MicroRNAs are essential regulators of the genetic program in multicellular organisms. Because of their potent effects, the production of these small regulators has itself to be tightly controlled.
That is the key finding of a new study performed by Tübingen scientists at the Max Planck Institute for Developmental Biology. They identified a new component that modulates the production of micro RNAs in thale cress, Arabidopsis thaliana, by the removal of phosphate residues from a micro RNA-biogenesis enzyme. This can be as quick as the turn of a switch, allowing the plant to adapt to changing conditions. In this study, the scientists combined advanced imaging for facile detection of plants with defective microRNA activity with whole genome sequencing for rapid identification of new mutations.The cell seems to thwart itself: Reading the DNA, a mobile messenger RNA is produced in the cell nucleus, exported to the cytoplasm where it serves as a blueprint for the production of proteins. At the same time, the cell is able to produce micro RNAs that, by binding to specific messenger RNAs, can block protein production or even initiate its destruction. But why does the cell start a costly process and immediately stops it? "Well, the answer lies on the fine balance the cell has to achieve between producing a protein and avoid having an excess of it. Reaching the right level of a protein and its adequate temporal and spatial distribution requires, sometimes, opposed forces," says Pablo Manavella, first author of the study and postdoc in the department of Detlef Weigel at the Max Planck Institute for Developmental Biology. "Once the transcript of the messenger RNA is activated it is quite stable. If you need a quick stop, regulatory mechanisms, such as the micro RNAs, will be able to hold up the process," he explains. The study was carried out in collaboration with scientists from the Center for Plant Molecular Biology (ZMBP) and the Proteome Center of the University of Tübingen.
Cell, Vol. 151, 4
Dr. Pablo Manavella | EurekAlert!
How molecules teeter in a laser field
18.01.2019 | Forschungsverbund Berlin
Discovery of enhanced bone growth could lead to new treatments for osteoporosis
18.01.2019 | University of California - Los Angeles
The scientific and political community alike stress the importance of German Antarctic research
Joint Press Release from the BMBF and AWI
The Antarctic is a frigid continent south of the Antarctic Circle, where researchers are the only inhabitants.
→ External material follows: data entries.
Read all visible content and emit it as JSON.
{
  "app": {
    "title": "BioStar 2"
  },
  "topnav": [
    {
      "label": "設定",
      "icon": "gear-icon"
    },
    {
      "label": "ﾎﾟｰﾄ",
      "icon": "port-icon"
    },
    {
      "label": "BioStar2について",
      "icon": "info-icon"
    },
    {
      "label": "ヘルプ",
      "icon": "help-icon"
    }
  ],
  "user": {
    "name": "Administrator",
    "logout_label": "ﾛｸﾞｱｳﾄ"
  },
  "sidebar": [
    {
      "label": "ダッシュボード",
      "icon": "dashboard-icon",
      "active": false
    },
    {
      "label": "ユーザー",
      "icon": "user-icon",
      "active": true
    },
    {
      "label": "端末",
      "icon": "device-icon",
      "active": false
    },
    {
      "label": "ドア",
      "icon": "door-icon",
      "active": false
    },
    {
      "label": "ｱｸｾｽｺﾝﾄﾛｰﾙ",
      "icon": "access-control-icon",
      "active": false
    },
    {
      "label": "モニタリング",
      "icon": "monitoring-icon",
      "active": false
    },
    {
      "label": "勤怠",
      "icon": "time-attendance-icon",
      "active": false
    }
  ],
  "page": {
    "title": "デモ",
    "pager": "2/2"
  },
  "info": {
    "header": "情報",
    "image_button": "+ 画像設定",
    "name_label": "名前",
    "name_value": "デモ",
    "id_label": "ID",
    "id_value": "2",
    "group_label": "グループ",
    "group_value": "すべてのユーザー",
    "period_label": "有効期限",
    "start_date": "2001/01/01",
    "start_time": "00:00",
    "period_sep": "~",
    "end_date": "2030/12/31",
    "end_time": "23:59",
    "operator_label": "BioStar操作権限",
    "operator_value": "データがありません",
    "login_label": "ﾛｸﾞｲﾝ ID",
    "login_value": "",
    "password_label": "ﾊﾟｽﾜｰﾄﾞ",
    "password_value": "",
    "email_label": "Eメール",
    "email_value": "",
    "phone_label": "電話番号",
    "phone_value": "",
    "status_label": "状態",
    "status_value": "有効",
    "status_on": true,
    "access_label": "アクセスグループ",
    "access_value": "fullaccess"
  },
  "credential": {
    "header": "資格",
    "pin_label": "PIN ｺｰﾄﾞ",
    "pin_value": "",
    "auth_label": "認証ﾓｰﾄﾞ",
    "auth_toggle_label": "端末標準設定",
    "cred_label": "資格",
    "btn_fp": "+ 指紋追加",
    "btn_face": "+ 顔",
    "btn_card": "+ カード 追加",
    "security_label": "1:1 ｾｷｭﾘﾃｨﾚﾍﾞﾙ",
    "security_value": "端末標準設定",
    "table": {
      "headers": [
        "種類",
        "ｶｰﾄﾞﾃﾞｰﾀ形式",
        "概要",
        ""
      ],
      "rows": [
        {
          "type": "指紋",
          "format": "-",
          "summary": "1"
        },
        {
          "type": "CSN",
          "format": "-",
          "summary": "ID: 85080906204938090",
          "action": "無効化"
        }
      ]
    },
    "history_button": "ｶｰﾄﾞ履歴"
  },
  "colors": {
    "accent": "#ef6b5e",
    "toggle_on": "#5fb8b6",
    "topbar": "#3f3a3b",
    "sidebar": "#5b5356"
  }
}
Despite the hostile conditions, here the Alfred...
World first experiments on sensor that may revolutionise everything from medical devices to unmanned vehicles
The new sensor - capable of detecting vibrations of living cells - may revolutionise everything from medical devices to unmanned vehicles.
Dead and alive at the same time? Researchers at the Max Planck Institute of Quantum Optics have implemented Erwin Schrödinger’s paradoxical gedanken experiment employing an entangled atom-light state.
In 1935 Erwin Schrödinger formulated a thought experiment designed to capture the paradoxical nature of quantum physics. The crucial element of this gedanken...
Cellulose obtained from wood has amazing material properties. Empa researchers are now equipping the biodegradable material with additional functionalities to produce implants for cartilage diseases using 3D printing.
It all starts with an ear. Empa researcher Michael Hausmann removes the object shaped like a human ear from the 3D printer and explains:
The phenomenon of so-called superlubricity is known, but so far the explanation at the atomic level has been missing: for example, how does extremely low friction occur in bearings? Researchers from the Fraunhofer Institutes IWM and IWS jointly deciphered a universal mechanism of superlubricity for certain diamond-like carbon layers in combination with organic lubricants. Based on this knowledge, it is now possible to formulate design rules for supra lubricating layer-lubricant combinations. The results are presented in an article in Nature Communications, volume 10.
One of the most important prerequisites for sustainable and environmentally friendly mobility is minimizing friction. Research and industry have been dedicated...
16.01.2019 | Event News
14.01.2019 | Event News
12.12.2018 | Event News
18.01.2019 | Materials Sciences
18.01.2019 | Life Sciences
18.01.2019 | Health and Medicine